05:23:26 PM Sep 14th 2013
edited by 184.108.40.206
edited by 220.127.116.11
Maybe you're right. And yes, I have played the game. I have 49 hours on record, in fact. Personally, I think this is a matter of perspective, so I'm leaving it here.
02:37:04 PM Sep 15th 2013
Understandable. My apologies for the massive wall of text and if this got contentious. Suffice it to say, I am also rather disappointed by Relic's handling and how they avoided giving the Soviet soldier their due. That's part of the reasons why I think a lot of other games do cover the Soviet side of things better. Particularly Men of War and-say- the Soviet campaigns in Steel Panthers: World at War. Highly recommended if you're into those.
04:36:50 PM Sep 15th 2013
Really, everyone should do it like Red Alert and call it a day.
10:59:41 PM Sep 15th 2013
Sorry, not sure how you mean by that. And besides, there are plenty of other games that don't blunder as badly as Relic did with this. Particularly some of the ones where things are more or less apolitical and you are just a commander doing a job, with a bunch of people who tend to act like humans, even if they're called upon to shoot you down the line for bungling something. It's at least as accurate as what Relic put out here, and it probably does a lot more justice to boot.
10:01:29 AM Aug 12th 2013
edited by 18.104.22.168
edited by 22.214.171.124
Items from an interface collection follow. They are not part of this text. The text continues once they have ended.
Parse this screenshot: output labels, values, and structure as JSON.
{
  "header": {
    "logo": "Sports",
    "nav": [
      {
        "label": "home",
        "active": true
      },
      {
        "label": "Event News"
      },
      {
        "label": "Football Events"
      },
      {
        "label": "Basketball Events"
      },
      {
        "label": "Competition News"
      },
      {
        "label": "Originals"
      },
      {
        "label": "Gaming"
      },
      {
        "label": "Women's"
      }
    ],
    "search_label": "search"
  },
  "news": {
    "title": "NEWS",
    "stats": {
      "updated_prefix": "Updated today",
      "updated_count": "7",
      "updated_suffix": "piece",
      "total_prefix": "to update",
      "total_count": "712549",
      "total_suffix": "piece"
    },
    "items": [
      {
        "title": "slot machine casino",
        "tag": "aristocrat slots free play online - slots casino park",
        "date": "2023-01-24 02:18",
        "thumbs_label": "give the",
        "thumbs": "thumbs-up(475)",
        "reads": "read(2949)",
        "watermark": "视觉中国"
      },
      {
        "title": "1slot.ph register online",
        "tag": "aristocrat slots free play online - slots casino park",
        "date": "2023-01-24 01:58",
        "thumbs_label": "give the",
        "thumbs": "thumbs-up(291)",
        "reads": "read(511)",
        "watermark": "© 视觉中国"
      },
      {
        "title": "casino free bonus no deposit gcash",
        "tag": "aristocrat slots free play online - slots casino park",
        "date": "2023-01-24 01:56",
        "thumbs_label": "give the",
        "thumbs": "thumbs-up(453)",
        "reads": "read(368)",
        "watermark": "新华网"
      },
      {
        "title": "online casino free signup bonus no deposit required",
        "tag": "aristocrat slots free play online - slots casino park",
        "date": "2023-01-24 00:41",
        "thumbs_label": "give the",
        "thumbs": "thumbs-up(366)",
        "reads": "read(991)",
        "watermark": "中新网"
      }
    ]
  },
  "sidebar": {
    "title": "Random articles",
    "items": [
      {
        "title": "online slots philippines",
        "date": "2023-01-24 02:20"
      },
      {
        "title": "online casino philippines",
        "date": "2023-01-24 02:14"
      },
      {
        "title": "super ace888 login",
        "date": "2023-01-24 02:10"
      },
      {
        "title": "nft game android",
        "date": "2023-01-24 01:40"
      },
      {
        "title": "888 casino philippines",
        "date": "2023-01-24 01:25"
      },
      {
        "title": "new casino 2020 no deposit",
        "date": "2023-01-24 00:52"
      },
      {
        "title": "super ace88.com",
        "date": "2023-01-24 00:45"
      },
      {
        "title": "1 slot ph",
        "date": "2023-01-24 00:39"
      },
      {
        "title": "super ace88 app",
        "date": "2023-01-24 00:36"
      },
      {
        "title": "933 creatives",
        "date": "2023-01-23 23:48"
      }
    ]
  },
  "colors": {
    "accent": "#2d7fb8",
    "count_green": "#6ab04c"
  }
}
Perhaps I've somehow gotten a copy of the game with that edited out, but I don't recall any houses with Soviet civilians still inside being burned. Can someone direct me towards the mission(s) this supposedly happens in? EDIT: Never mind, just found it. Was too busy positioning my troops in earlier playthroughs to notice.